Please retype the records that appear below, exactly and in full.

START Dataset extract

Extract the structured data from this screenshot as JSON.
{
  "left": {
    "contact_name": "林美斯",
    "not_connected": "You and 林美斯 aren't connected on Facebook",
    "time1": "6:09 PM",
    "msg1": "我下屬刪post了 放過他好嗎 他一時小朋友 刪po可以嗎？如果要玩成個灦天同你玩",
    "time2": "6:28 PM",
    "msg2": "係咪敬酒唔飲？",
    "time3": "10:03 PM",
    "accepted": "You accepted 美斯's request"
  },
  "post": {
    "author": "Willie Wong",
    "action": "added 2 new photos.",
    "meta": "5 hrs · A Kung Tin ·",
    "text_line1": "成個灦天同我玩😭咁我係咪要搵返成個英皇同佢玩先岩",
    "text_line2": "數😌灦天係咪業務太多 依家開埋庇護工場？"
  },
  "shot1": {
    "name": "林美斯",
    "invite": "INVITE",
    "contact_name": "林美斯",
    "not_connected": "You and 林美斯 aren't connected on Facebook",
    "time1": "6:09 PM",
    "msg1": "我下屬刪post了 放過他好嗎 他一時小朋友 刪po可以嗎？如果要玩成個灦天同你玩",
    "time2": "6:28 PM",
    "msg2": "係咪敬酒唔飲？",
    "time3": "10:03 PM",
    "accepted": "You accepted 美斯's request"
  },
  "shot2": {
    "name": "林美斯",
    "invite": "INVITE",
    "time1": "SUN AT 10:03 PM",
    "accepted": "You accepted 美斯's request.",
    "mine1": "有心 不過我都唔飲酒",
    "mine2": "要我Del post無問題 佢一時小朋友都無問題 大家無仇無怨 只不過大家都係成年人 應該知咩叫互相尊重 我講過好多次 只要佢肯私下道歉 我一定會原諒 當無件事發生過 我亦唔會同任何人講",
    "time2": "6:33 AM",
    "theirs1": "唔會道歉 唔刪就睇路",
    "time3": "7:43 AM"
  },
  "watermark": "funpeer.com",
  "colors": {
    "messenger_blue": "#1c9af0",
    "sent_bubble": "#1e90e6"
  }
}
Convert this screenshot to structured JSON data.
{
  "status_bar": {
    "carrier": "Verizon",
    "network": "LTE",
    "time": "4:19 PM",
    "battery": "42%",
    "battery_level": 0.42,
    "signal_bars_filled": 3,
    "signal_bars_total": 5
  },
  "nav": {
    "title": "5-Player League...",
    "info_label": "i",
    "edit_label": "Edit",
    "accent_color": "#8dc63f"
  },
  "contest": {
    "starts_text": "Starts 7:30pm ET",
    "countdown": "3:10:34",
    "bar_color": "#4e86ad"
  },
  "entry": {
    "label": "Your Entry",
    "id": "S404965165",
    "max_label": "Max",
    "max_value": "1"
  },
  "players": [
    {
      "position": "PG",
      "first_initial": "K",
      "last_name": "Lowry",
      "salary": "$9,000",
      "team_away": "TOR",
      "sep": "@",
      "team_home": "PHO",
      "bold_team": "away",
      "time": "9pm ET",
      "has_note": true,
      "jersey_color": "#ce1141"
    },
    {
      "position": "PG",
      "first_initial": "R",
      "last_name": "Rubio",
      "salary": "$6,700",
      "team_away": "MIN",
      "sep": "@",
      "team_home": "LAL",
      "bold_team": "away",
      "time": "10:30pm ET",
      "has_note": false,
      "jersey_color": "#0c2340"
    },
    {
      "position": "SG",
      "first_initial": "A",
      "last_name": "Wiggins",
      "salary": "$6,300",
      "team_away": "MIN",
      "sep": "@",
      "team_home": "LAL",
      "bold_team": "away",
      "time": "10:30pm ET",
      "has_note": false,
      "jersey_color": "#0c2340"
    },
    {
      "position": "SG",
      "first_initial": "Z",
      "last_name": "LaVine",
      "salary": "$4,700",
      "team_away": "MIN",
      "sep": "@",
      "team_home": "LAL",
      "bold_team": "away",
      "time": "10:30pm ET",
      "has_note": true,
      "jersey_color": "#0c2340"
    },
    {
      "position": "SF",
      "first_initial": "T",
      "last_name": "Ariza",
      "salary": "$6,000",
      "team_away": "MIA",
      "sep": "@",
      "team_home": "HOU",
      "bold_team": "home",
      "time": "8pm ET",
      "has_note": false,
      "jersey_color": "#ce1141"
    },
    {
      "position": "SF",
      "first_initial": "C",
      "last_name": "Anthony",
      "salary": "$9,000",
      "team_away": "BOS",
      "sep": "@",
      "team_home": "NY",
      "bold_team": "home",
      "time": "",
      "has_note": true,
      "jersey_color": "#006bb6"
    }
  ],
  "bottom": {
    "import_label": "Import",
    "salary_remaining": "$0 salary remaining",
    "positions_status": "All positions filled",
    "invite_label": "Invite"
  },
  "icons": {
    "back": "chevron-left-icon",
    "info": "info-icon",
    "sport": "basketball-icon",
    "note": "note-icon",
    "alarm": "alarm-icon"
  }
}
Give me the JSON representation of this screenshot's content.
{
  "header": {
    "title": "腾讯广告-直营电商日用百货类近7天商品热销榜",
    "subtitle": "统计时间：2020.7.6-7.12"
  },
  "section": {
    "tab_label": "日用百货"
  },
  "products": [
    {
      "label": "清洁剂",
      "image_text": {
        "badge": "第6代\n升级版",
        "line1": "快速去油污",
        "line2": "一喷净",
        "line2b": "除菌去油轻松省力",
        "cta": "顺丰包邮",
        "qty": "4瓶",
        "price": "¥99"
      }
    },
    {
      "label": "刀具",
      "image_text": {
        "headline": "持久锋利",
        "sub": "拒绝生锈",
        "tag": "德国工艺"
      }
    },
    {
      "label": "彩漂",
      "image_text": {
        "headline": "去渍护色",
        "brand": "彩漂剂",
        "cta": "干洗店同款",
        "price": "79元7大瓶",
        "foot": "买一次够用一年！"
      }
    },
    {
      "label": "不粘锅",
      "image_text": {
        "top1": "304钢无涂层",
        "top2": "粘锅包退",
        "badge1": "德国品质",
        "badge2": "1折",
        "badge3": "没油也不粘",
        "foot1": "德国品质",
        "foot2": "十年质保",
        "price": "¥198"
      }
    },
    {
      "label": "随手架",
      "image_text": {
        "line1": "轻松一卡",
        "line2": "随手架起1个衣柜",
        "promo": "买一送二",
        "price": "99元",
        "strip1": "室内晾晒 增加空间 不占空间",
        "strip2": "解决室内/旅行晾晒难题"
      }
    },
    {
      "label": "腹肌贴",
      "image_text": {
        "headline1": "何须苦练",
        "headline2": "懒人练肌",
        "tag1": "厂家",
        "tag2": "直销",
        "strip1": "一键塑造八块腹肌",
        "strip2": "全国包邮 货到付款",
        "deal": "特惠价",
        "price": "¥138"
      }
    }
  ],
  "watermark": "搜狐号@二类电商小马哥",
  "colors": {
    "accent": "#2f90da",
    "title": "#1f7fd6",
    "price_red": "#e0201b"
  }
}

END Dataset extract

(Solution)
Extract the structured data from this screenshot as JSON.
{
  "left": {
    "contact_name": "林美斯",
    "not_connected": "You and 林美斯 aren't connected on Facebook",
    "time1": "6:09 PM",
    "msg1": "我下屬刪post了 放過他好嗎 他一時小朋友 刪po可以嗎？如果要玩成個灦天同你玩",
    "time2": "6:28 PM",
    "msg2": "係咪敬酒唔飲？",
    "time3": "10:03 PM",
    "accepted": "You accepted 美斯's request"
  },
  "post": {
    "author": "Willie Wong",
    "action": "added 2 new photos.",
    "meta": "5 hrs · A Kung Tin ·",
    "text_line1": "成個灦天同我玩😭咁我係咪要搵返成個英皇同佢玩先岩",
    "text_line2": "數😌灦天係咪業務太多 依家開埋庇護工場？"
  },
  "shot1": {
    "name": "林美斯",
    "invite": "INVITE",
    "contact_name": "林美斯",
    "not_connected": "You and 林美斯 aren't connected on Facebook",
    "time1": "6:09 PM",
    "msg1": "我下屬刪post了 放過他好嗎 他一時小朋友 刪po可以嗎？如果要玩成個灦天同你玩",
    "time2": "6:28 PM",
    "msg2": "係咪敬酒唔飲？",
    "time3": "10:03 PM",
    "accepted": "You accepted 美斯's request"
  },
  "shot2": {
    "name": "林美斯",
    "invite": "INVITE",
    "time1": "SUN AT 10:03 PM",
    "accepted": "You accepted 美斯's request.",
    "mine1": "有心 不過我都唔飲酒",
    "mine2": "要我Del post無問題 佢一時小朋友都無問題 大家無仇無怨 只不過大家都係成年人 應該知咩叫互相尊重 我講過好多次 只要佢肯私下道歉 我一定會原諒 當無件事發生過 我亦唔會同任何人講",
    "time2": "6:33 AM",
    "theirs1": "唔會道歉 唔刪就睇路",
    "time3": "7:43 AM"
  },
  "watermark": "funpeer.com",
  "colors": {
    "messenger_blue": "#1c9af0",
    "sent_bubble": "#1e90e6"
  }
}
Convert this screenshot to structured JSON data.
{
  "status_bar": {
    "carrier": "Verizon",
    "network": "LTE",
    "time": "4:19 PM",
    "battery": "42%",
    "battery_level": 0.42,
    "signal_bars_filled": 3,
    "signal_bars_total": 5
  },
  "nav": {
    "title": "5-Player League...",
    "info_label": "i",
    "edit_label": "Edit",
    "accent_color": "#8dc63f"
  },
  "contest": {
    "starts_text": "Starts 7:30pm ET",
    "countdown": "3:10:34",
    "bar_color": "#4e86ad"
  },
  "entry": {
    "label": "Your Entry",
    "id": "S404965165",
    "max_label": "Max",
    "max_value": "1"
  },
  "players": [
    {
      "position": "PG",
      "first_initial": "K",
      "last_name": "Lowry",
      "salary": "$9,000",
      "team_away": "TOR",
      "sep": "@",
      "team_home": "PHO",
      "bold_team": "away",
      "time": "9pm ET",
      "has_note": true,
      "jersey_color": "#ce1141"
    },
    {
      "position": "PG",
      "first_initial": "R",
      "last_name": "Rubio",
      "salary": "$6,700",
      "team_away": "MIN",
      "sep": "@",
      "team_home": "LAL",
      "bold_team": "away",
      "time": "10:30pm ET",
      "has_note": false,
      "jersey_color": "#0c2340"
    },
    {
      "position": "SG",
      "first_initial": "A",
      "last_name": "Wiggins",
      "salary": "$6,300",
      "team_away": "MIN",
      "sep": "@",
      "team_home": "LAL",
      "bold_team": "away",
      "time": "10:30pm ET",
      "has_note": false,
      "jersey_color": "#0c2340"
    },
    {
      "position": "SG",
      "first_initial": "Z",
      "last_name": "LaVine",
      "salary": "$4,700",
      "team_away": "MIN",
      "sep": "@",
      "team_home": "LAL",
      "bold_team": "away",
      "time": "10:30pm ET",
      "has_note": true,
      "jersey_color": "#0c2340"
    },
    {
      "position": "SF",
      "first_initial": "T",
      "last_name": "Ariza",
      "salary": "$6,000",
      "team_away": "MIA",
      "sep": "@",
      "team_home": "HOU",
      "bold_team": "home",
      "time": "8pm ET",
      "has_note": false,
      "jersey_color": "#ce1141"
    },
    {
      "position": "SF",
      "first_initial": "C",
      "last_name": "Anthony",
      "salary": "$9,000",
      "team_away": "BOS",
      "sep": "@",
      "team_home": "NY",
      "bold_team": "home",
      "time": "",
      "has_note": true,
      "jersey_color": "#006bb6"
    }
  ],
  "bottom": {
    "import_label": "Import",
    "salary_remaining": "$0 salary remaining",
    "positions_status": "All positions filled",
    "invite_label": "Invite"
  },
  "icons": {
    "back": "chevron-left-icon",
    "info": "info-icon",
    "sport": "basketball-icon",
    "note": "note-icon",
    "alarm": "alarm-icon"
  }
}
Give me the JSON representation of this screenshot's content.
{
  "header": {
    "title": "腾讯广告-直营电商日用百货类近7天商品热销榜",
    "subtitle": "统计时间：2020.7.6-7.12"
  },
  "section": {
    "tab_label": "日用百货"
  },
  "products": [
    {
      "label": "清洁剂",
      "image_text": {
        "badge": "第6代\n升级版",
        "line1": "快速去油污",
        "line2": "一喷净",
        "line2b": "除菌去油轻松省力",
        "cta": "顺丰包邮",
        "qty": "4瓶",
        "price": "¥99"
      }
    },
    {
      "label": "刀具",
      "image_text": {
        "headline": "持久锋利",
        "sub": "拒绝生锈",
        "tag": "德国工艺"
      }
    },
    {
      "label": "彩漂",
      "image_text": {
        "headline": "去渍护色",
        "brand": "彩漂剂",
        "cta": "干洗店同款",
        "price": "79元7大瓶",
        "foot": "买一次够用一年！"
      }
    },
    {
      "label": "不粘锅",
      "image_text": {
        "top1": "304钢无涂层",
        "top2": "粘锅包退",
        "badge1": "德国品质",
        "badge2": "1折",
        "badge3": "没油也不粘",
        "foot1": "德国品质",
        "foot2": "十年质保",
        "price": "¥198"
      }
    },
    {
      "label": "随手架",
      "image_text": {
        "line1": "轻松一卡",
        "line2": "随手架起1个衣柜",
        "promo": "买一送二",
        "price": "99元",
        "strip1": "室内晾晒 增加空间 不占空间",
        "strip2": "解决室内/旅行晾晒难题"
      }
    },
    {
      "label": "腹肌贴",
      "image_text": {
        "headline1": "何须苦练",
        "headline2": "懒人练肌",
        "tag1": "厂家",
        "tag2": "直销",
        "strip1": "一键塑造八块腹肌",
        "strip2": "全国包邮 货到付款",
        "deal": "特惠价",
        "price": "¥138"
      }
    }
  ],
  "watermark": "搜狐号@二类电商小马哥",
  "colors": {
    "accent": "#2f90da",
    "title": "#1f7fd6",
    "price_red": "#e0201b"
  }
}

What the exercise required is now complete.